No one died and likely no one was harmed by any of these mistakes. But when you look at the missteps in context with five deaths this year where there were serious errors it’s hard not to conclude this is a 911 center in crisis. The situation is so bad that after the most recent death Deputy Mayor Chris Geldart told a Washington Post reporter they were looking at the possibility of letting DC Fire & EMS handle its own dispatching. STATter911 has confirmed that possibility was being seriously considered. Just three days later Mayor Muriel Bowser told a reporter asking about the possible move, “That’s not the case.”
Whether fire and EMS dispatching stays within DC’s Office of Unified Communications (OUC) or goes it’s clear something needs to be done before there’s more tragedy. With the incidents last night and this morning that makes at least six times since April dispatchers have abandoned emergency radio channels for minutes at a time. This issue all but faded away after former interim director Cleo Subido instituted new rules and accountability to make sure radios didn’t go unanswered. Subido described the issue and her solutions in a March 18, 2021 DC Council hearing (video below).
It’s unclear if current acting director Karima Holmes is enforcing the same rules and disciplinary procedures, but a pattern is clearly developing once again under her watch. Holmes had previously been director for five years, leaving in January 2021. In 2020, STATter911 documented 12 times over about seven months where DC Fire & EMS units couldn’t reach dispatchers for minutes at a time. The radio blackouts occurred during routine calls and on incidents where police were urgently needed and ambulance crews requested help for critically ill patients.
Last night Battalion Chief 3 was in charge of the emergency scene after a police car rolled over injuring four officers in Southeast DC. Radio traffic shows the chief becoming frustrated when dispatchers failed to answer the radio (audio below).
Later, the chief requested additional ambulances to the scene. At 8:54 p.m. Ambulance 18 was dispatched. The chief was told he was getting a private ambulance along with Ambulance 18 (audio below).
A different dispatcher then mistakenly took Ambulance 18 off the run and they were eventually dispatched to another emergency. That was bad enough, but it was made worse by the mistake not being discovered until 9:11 p.m. Fifteen minutes were lost. DC 911 told the chief they were sending another ambulance from much further away. You can hear the frustration once again in the radio transmissions. Eventually the chief cancelled the ambulance and said DC police would take the officer to the hospital (audio below).
Three hours later another chief had problems with OUC. Battalion Chief 5 was handling an odor investigation at Georgetown University.
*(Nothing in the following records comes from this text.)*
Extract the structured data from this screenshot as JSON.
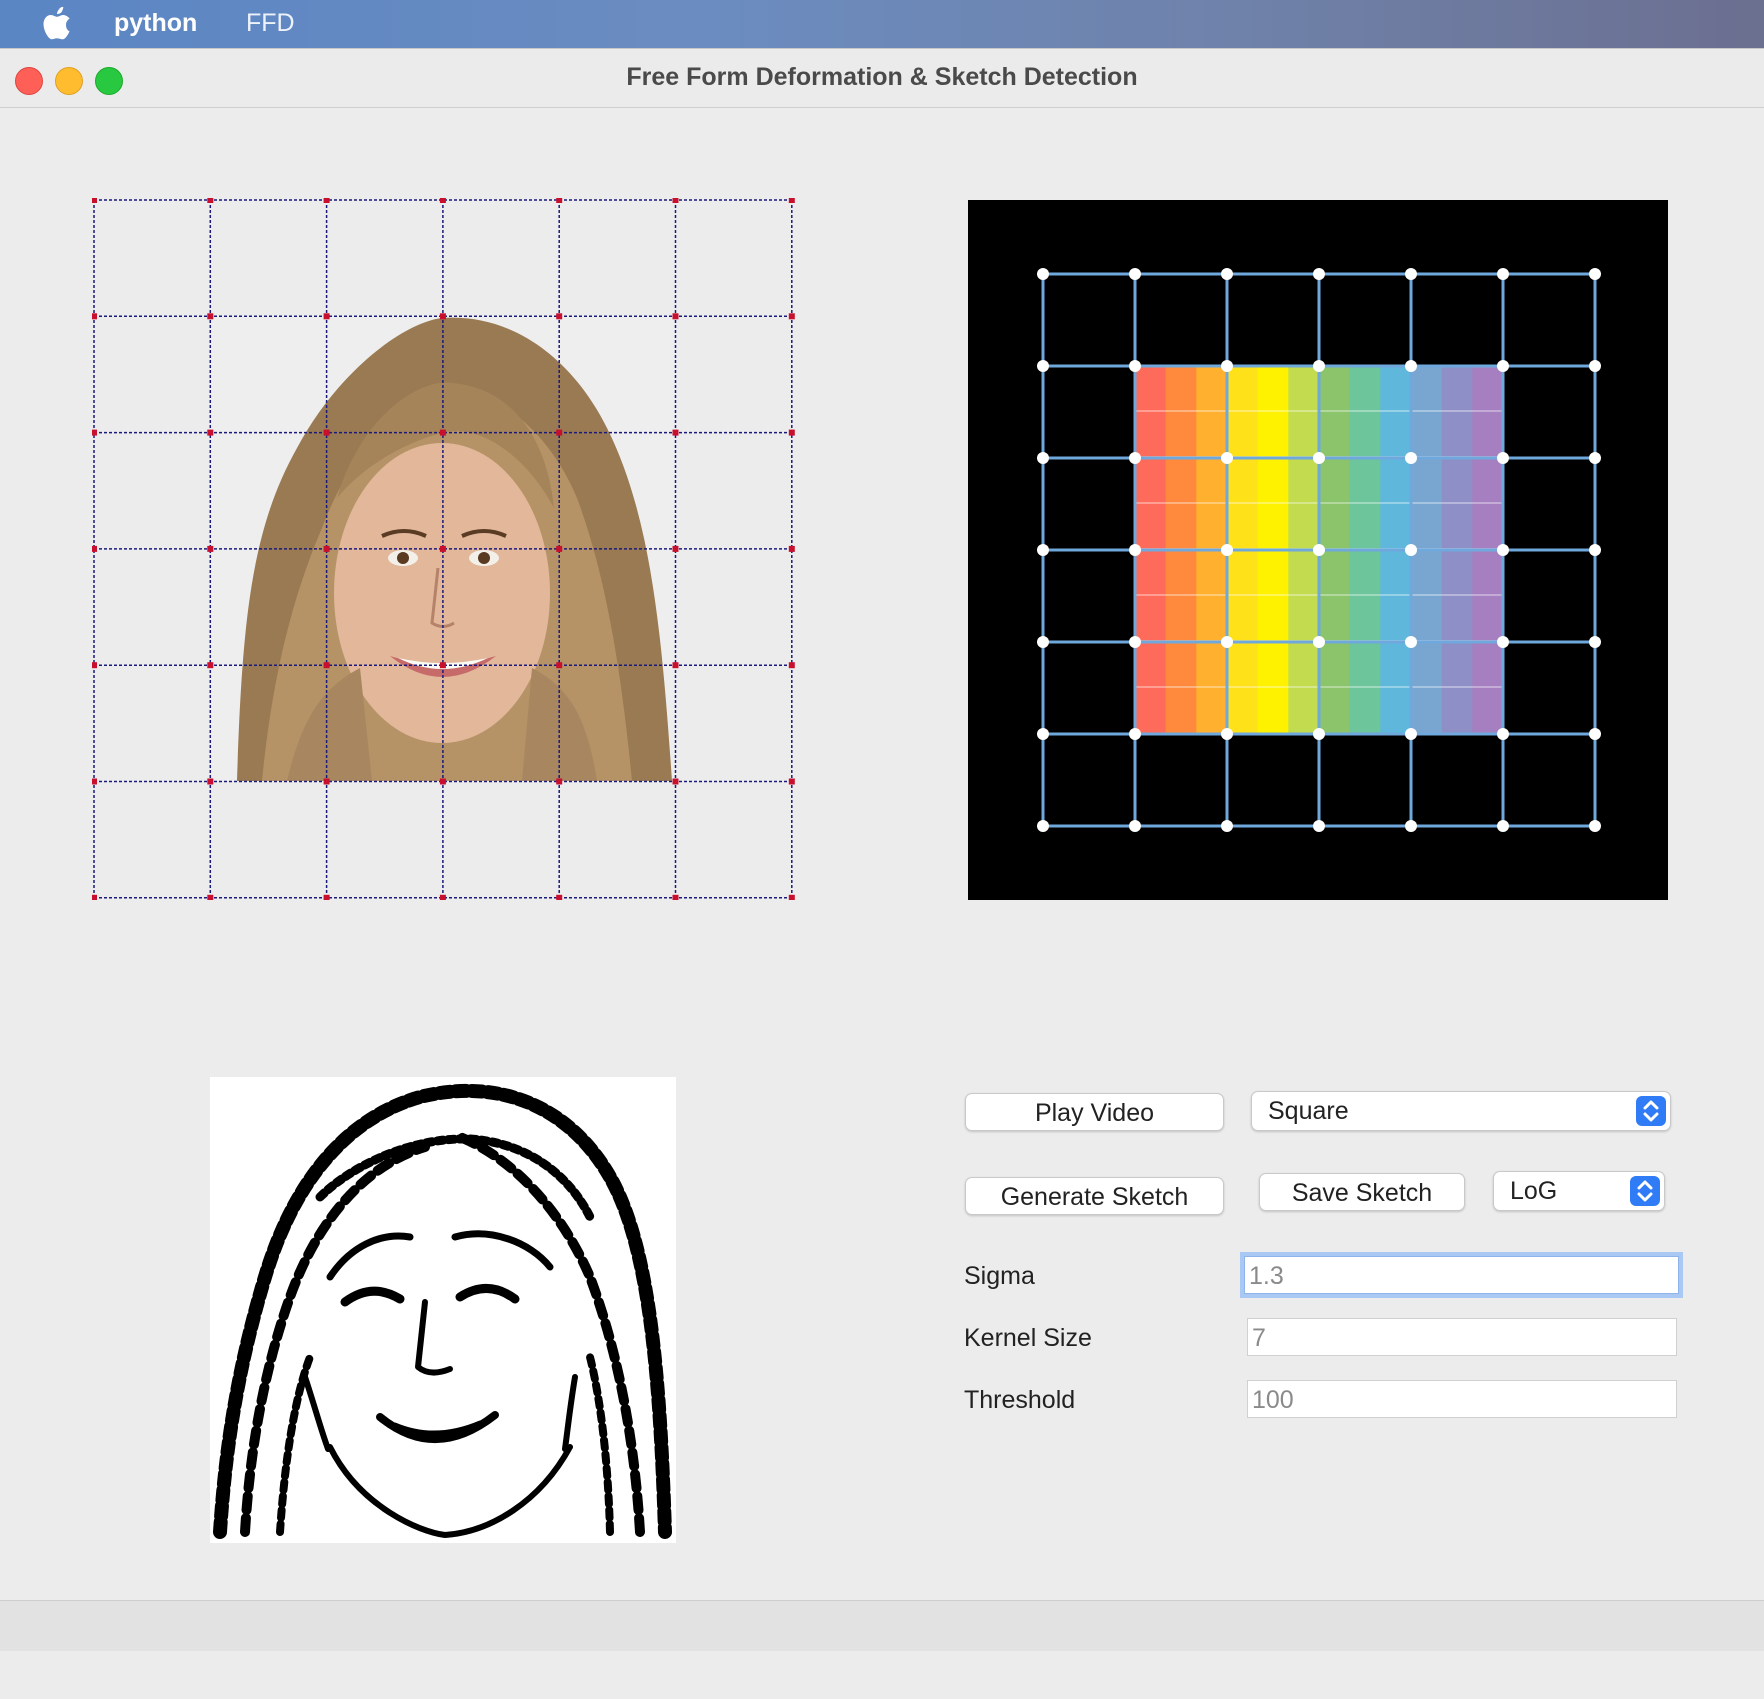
{
  "menubar": {
    "app_name": "python",
    "menu_item": "FFD"
  },
  "window": {
    "title": "Free Form Deformation & Sketch Detection"
  },
  "controls": {
    "play_video_label": "Play Video",
    "shape_select_value": "Square",
    "generate_sketch_label": "Generate Sketch",
    "save_sketch_label": "Save Sketch",
    "method_select_value": "LoG",
    "sigma": {
      "label": "Sigma",
      "placeholder": "1.3"
    },
    "kernel_size": {
      "label": "Kernel Size",
      "placeholder": "7"
    },
    "threshold": {
      "label": "Threshold",
      "placeholder": "100"
    }
  },
  "colors": {
    "ffd_grid_line": "#1a1a7a",
    "ffd_control_point": "#c8102e",
    "color_grid_line": "#6fa8dc",
    "color_control_point": "#ffffff",
    "accent": "#2f7cf6",
    "rainbow": [
      "#ff6b5a",
      "#ff8a3d",
      "#ffb02e",
      "#ffe11a",
      "#fff200",
      "#c2db4f",
      "#8bc46a",
      "#6cc59b",
      "#5fb8dc",
      "#79a6d0",
      "#8f8fc8",
      "#a57fbf"
    ]
  },
  "icons": {
    "apple": "apple-icon",
    "stepper": "up-down-chevron-icon"
  }
}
The chief attempted to call a dispatcher five different times in five minutes with no answer before apparently giving up. A dispatcher didn’t respond for another two minutes (audio below).
What will it take?
Answering radios, correctly relaying information, and promptly dispatching assistance are some of the routine and basic functions of a 911 center. Somehow DC 911 regularly fails at these basics. STATter911 has asked, but has yet to find another 911 center in the country where emergency radio traffic goes unanswered for minutes at a time.
Despite all of these problems on top of the five deaths, there’s no acknowledgement by DC officials that there’s a 911 crisis. Who has to die before action is taken to fix DC 911?
That’s a question asked often. So far, the five people this year and the nine over the last three years apparently aren’t the right people.